→ **Problem**:
This exercise calls for every record to be set down again, exactly and in full.

■ ■ ■

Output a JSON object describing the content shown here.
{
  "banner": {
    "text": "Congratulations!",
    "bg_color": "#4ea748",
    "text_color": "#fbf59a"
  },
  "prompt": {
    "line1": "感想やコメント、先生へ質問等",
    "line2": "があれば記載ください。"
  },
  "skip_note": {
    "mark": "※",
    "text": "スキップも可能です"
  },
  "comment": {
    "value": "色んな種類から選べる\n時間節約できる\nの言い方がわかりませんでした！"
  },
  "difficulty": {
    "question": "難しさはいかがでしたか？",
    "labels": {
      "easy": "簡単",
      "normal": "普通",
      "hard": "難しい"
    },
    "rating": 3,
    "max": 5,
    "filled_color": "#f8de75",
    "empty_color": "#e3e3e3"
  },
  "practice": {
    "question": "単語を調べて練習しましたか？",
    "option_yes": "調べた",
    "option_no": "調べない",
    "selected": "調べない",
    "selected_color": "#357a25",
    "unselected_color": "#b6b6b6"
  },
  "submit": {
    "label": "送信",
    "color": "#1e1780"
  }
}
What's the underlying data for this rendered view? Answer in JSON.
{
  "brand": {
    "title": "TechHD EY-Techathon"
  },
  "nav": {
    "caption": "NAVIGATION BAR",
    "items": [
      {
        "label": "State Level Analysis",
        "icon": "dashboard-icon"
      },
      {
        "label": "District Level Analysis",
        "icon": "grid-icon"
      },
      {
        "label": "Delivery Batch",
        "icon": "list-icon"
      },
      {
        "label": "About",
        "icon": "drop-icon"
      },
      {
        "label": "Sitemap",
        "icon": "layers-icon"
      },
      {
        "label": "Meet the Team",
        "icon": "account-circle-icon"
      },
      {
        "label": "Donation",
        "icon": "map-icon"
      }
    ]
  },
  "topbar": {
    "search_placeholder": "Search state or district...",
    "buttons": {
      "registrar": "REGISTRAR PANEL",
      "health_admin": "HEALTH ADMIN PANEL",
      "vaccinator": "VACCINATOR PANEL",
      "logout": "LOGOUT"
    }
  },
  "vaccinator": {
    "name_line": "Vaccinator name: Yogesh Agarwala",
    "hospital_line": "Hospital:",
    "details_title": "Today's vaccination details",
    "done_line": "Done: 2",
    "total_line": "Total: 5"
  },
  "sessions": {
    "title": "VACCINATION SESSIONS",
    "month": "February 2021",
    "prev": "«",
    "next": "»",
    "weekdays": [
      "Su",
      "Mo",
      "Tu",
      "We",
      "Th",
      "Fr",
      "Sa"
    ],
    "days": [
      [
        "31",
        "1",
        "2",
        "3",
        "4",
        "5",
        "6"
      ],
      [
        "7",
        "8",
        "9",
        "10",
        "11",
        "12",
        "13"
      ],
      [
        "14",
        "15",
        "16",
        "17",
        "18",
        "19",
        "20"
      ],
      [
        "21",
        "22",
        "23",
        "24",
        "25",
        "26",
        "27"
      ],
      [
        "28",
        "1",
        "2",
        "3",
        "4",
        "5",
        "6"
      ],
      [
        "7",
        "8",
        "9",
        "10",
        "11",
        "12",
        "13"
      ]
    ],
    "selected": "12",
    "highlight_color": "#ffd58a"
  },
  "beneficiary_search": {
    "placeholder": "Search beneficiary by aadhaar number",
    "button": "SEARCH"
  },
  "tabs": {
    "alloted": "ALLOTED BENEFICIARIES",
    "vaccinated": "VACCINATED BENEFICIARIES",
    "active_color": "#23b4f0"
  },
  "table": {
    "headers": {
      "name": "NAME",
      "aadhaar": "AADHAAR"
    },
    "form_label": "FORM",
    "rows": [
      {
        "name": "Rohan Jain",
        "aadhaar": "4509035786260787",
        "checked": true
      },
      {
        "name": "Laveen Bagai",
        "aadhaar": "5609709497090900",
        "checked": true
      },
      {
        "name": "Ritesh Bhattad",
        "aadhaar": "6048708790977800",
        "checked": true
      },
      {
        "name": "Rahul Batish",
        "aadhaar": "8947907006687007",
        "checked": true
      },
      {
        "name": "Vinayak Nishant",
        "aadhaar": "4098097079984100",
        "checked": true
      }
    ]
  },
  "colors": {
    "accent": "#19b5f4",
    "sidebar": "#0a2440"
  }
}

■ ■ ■

→ **Answer space**:
Output a JSON object describing the content shown here.
{
  "banner": {
    "text": "Congratulations!",
    "bg_color": "#4ea748",
    "text_color": "#fbf59a"
  },
  "prompt": {
    "line1": "感想やコメント、先生へ質問等",
    "line2": "があれば記載ください。"
  },
  "skip_note": {
    "mark": "※",
    "text": "スキップも可能です"
  },
  "comment": {
    "value": "色んな種類から選べる\n時間節約できる\nの言い方がわかりませんでした！"
  },
  "difficulty": {
    "question": "難しさはいかがでしたか？",
    "labels": {
      "easy": "簡単",
      "normal": "普通",
      "hard": "難しい"
    },
    "rating": 3,
    "max": 5,
    "filled_color": "#f8de75",
    "empty_color": "#e3e3e3"
  },
  "practice": {
    "question": "単語を調べて練習しましたか？",
    "option_yes": "調べた",
    "option_no": "調べない",
    "selected": "調べない",
    "selected_color": "#357a25",
    "unselected_color": "#b6b6b6"
  },
  "submit": {
    "label": "送信",
    "color": "#1e1780"
  }
}
What's the underlying data for this rendered view? Answer in JSON.
{
  "brand": {
    "title": "TechHD EY-Techathon"
  },
  "nav": {
    "caption": "NAVIGATION BAR",
    "items": [
      {
        "label": "State Level Analysis",
        "icon": "dashboard-icon"
      },
      {
        "label": "District Level Analysis",
        "icon": "grid-icon"
      },
      {
        "label": "Delivery Batch",
        "icon": "list-icon"
      },
      {
        "label": "About",
        "icon": "drop-icon"
      },
      {
        "label": "Sitemap",
        "icon": "layers-icon"
      },
      {
        "label": "Meet the Team",
        "icon": "account-circle-icon"
      },
      {
        "label": "Donation",
        "icon": "map-icon"
      }
    ]
  },
  "topbar": {
    "search_placeholder": "Search state or district...",
    "buttons": {
      "registrar": "REGISTRAR PANEL",
      "health_admin": "HEALTH ADMIN PANEL",
      "vaccinator": "VACCINATOR PANEL",
      "logout": "LOGOUT"
    }
  },
  "vaccinator": {
    "name_line": "Vaccinator name: Yogesh Agarwala",
    "hospital_line": "Hospital:",
    "details_title": "Today's vaccination details",
    "done_line": "Done: 2",
    "total_line": "Total: 5"
  },
  "sessions": {
    "title": "VACCINATION SESSIONS",
    "month": "February 2021",
    "prev": "«",
    "next": "»",
    "weekdays": [
      "Su",
      "Mo",
      "Tu",
      "We",
      "Th",
      "Fr",
      "Sa"
    ],
    "days": [
      [
        "31",
        "1",
        "2",
        "3",
        "4",
        "5",
        "6"
      ],
      [
        "7",
        "8",
        "9",
        "10",
        "11",
        "12",
        "13"
      ],
      [
        "14",
        "15",
        "16",
        "17",
        "18",
        "19",
        "20"
      ],
      [
        "21",
        "22",
        "23",
        "24",
        "25",
        "26",
        "27"
      ],
      [
        "28",
        "1",
        "2",
        "3",
        "4",
        "5",
        "6"
      ],
      [
        "7",
        "8",
        "9",
        "10",
        "11",
        "12",
        "13"
      ]
    ],
    "selected": "12",
    "highlight_color": "#ffd58a"
  },
  "beneficiary_search": {
    "placeholder": "Search beneficiary by aadhaar number",
    "button": "SEARCH"
  },
  "tabs": {
    "alloted": "ALLOTED BENEFICIARIES",
    "vaccinated": "VACCINATED BENEFICIARIES",
    "active_color": "#23b4f0"
  },
  "table": {
    "headers": {
      "name": "NAME",
      "aadhaar": "AADHAAR"
    },
    "form_label": "FORM",
    "rows": [
      {
        "name": "Rohan Jain",
        "aadhaar": "4509035786260787",
        "checked": true
      },
      {
        "name": "Laveen Bagai",
        "aadhaar": "5609709497090900",
        "checked": true
      },
      {
        "name": "Ritesh Bhattad",
        "aadhaar": "6048708790977800",
        "checked": true
      },
      {
        "name": "Rahul Batish",
        "aadhaar": "8947907006687007",
        "checked": true
      },
      {
        "name": "Vinayak Nishant",
        "aadhaar": "4098097079984100",
        "checked": true
      }
    ]
  },
  "colors": {
    "accent": "#19b5f4",
    "sidebar": "#0a2440"
  }
}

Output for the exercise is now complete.